### EXERCISE PROMPT:
Show all lines of the entries in which the word "dice" is found.

Data entries:
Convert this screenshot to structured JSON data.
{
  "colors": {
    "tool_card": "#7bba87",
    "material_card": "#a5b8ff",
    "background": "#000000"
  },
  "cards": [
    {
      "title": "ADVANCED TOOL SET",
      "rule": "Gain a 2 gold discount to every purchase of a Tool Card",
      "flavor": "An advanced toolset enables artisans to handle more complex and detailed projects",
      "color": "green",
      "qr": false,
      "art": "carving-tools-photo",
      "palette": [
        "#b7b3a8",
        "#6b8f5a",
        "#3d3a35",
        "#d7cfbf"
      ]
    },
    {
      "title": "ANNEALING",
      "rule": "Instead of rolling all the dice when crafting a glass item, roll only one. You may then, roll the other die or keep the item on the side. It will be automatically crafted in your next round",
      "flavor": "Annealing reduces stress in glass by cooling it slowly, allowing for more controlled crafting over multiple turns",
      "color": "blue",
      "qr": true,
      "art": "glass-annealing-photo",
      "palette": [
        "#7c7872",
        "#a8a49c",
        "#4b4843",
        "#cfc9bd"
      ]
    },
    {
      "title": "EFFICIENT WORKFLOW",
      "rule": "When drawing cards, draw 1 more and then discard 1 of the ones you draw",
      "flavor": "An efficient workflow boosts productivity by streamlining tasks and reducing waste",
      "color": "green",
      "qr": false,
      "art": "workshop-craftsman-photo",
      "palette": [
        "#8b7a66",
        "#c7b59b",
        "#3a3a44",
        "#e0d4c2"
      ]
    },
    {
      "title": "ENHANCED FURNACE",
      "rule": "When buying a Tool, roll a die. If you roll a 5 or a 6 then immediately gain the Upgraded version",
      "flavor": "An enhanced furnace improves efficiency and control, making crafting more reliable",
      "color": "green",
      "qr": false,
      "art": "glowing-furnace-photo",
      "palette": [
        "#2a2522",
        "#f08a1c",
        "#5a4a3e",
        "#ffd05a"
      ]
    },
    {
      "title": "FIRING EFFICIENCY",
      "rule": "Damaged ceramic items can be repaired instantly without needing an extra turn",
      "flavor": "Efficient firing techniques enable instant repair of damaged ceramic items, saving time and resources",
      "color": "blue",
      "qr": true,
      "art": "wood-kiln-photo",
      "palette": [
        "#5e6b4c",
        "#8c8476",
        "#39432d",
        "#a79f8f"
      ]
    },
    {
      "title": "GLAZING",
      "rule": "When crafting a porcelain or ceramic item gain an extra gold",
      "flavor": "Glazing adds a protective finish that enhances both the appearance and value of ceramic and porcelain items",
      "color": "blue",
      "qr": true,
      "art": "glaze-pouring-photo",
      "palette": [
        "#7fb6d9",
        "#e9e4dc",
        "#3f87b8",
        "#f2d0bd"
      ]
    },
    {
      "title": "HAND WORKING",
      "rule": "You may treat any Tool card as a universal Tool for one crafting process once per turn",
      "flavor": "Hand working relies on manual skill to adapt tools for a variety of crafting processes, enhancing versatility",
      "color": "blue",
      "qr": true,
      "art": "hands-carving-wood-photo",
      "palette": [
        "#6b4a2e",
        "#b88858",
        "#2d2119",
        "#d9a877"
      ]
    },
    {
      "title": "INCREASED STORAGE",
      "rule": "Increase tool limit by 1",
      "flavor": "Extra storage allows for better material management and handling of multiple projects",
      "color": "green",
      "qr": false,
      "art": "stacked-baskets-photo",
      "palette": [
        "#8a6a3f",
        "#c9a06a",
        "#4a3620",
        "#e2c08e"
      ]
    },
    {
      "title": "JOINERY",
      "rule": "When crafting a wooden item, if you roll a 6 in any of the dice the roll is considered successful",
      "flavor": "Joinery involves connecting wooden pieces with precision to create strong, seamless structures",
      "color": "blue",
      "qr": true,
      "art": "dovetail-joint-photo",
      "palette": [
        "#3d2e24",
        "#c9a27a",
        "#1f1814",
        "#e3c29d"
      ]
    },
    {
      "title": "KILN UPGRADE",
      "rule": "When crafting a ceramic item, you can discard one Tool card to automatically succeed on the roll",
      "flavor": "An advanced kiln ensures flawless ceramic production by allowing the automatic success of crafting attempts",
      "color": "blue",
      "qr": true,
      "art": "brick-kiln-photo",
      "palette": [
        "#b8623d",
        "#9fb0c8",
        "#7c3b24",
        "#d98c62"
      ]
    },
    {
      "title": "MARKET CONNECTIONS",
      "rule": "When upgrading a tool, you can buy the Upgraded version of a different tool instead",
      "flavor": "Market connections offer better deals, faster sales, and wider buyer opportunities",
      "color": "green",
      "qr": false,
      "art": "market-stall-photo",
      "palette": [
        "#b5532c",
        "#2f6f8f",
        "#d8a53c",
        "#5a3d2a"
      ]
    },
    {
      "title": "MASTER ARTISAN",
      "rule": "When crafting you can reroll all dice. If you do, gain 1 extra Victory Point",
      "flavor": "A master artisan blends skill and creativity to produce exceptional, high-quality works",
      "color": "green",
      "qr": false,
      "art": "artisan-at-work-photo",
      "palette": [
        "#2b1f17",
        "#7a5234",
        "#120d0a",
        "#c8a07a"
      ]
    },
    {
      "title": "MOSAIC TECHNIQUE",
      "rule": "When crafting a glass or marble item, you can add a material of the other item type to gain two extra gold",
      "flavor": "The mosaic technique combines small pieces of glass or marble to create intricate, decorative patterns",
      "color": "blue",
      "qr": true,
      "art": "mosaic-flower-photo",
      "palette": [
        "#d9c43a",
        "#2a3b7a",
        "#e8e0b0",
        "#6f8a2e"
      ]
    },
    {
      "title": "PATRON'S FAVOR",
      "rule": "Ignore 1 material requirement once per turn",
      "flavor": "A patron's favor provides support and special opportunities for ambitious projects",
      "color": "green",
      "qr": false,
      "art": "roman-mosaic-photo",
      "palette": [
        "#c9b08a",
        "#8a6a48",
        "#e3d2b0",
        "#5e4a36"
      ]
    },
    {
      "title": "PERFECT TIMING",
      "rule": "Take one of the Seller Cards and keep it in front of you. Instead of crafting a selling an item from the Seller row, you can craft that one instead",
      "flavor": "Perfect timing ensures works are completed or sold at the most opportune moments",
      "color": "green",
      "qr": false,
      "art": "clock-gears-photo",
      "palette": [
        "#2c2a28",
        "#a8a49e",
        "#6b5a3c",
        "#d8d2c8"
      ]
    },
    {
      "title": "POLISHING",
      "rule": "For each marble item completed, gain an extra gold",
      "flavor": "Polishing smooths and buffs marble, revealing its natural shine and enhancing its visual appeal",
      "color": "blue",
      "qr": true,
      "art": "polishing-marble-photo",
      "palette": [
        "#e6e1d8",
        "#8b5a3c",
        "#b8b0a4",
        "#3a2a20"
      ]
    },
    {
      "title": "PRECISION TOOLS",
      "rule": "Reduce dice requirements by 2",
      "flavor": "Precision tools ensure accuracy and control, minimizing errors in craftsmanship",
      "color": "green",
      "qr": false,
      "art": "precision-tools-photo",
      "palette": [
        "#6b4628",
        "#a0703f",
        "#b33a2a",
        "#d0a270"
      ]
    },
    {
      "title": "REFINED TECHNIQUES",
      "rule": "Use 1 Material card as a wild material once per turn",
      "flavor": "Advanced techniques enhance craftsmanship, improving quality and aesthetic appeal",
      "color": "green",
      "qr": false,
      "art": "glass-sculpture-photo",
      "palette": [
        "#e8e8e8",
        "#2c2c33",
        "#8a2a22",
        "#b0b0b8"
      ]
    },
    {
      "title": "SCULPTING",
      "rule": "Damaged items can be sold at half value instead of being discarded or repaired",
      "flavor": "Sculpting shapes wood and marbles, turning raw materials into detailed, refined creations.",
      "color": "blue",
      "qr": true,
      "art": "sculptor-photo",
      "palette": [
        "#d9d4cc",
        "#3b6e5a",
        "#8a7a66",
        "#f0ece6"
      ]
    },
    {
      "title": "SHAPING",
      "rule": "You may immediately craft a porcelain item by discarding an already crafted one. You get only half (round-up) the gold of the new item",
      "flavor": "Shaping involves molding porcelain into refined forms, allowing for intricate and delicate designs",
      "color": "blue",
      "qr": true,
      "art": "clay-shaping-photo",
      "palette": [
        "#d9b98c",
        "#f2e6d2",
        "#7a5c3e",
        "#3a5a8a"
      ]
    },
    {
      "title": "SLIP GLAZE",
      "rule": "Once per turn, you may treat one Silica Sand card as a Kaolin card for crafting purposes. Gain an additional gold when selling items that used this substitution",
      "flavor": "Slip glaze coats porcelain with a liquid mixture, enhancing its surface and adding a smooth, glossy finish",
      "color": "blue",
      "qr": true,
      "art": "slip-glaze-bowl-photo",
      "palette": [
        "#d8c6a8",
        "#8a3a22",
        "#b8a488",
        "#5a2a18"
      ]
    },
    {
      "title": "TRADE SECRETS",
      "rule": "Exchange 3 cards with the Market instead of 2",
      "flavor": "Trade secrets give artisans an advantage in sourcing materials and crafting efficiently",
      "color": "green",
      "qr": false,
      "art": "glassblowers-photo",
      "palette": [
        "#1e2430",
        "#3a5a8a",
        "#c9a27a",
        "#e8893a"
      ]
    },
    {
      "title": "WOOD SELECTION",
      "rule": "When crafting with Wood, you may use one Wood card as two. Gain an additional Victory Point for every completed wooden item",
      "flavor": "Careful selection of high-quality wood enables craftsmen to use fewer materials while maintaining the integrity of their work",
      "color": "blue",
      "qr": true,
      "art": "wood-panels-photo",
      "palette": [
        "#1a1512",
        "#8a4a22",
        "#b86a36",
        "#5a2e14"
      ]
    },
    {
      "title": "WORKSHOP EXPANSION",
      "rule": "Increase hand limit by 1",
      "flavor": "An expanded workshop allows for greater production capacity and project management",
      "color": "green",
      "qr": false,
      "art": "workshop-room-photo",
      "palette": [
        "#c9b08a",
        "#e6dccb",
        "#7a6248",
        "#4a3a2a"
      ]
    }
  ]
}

### YOUR RESPONSE:
      "rule": "Instead of rolling all the dice when crafting a glass item, roll only one. You may then, roll the other die or keep the item on the side. It will be automatically crafted in your next round",
      "rule": "When crafting a wooden item, if you roll a 6 in any of the dice the roll is considered successful",
      "rule": "When crafting you can reroll all dice. If you do, gain 1 extra Victory Point",
      "rule": "Reduce dice requirements by 2",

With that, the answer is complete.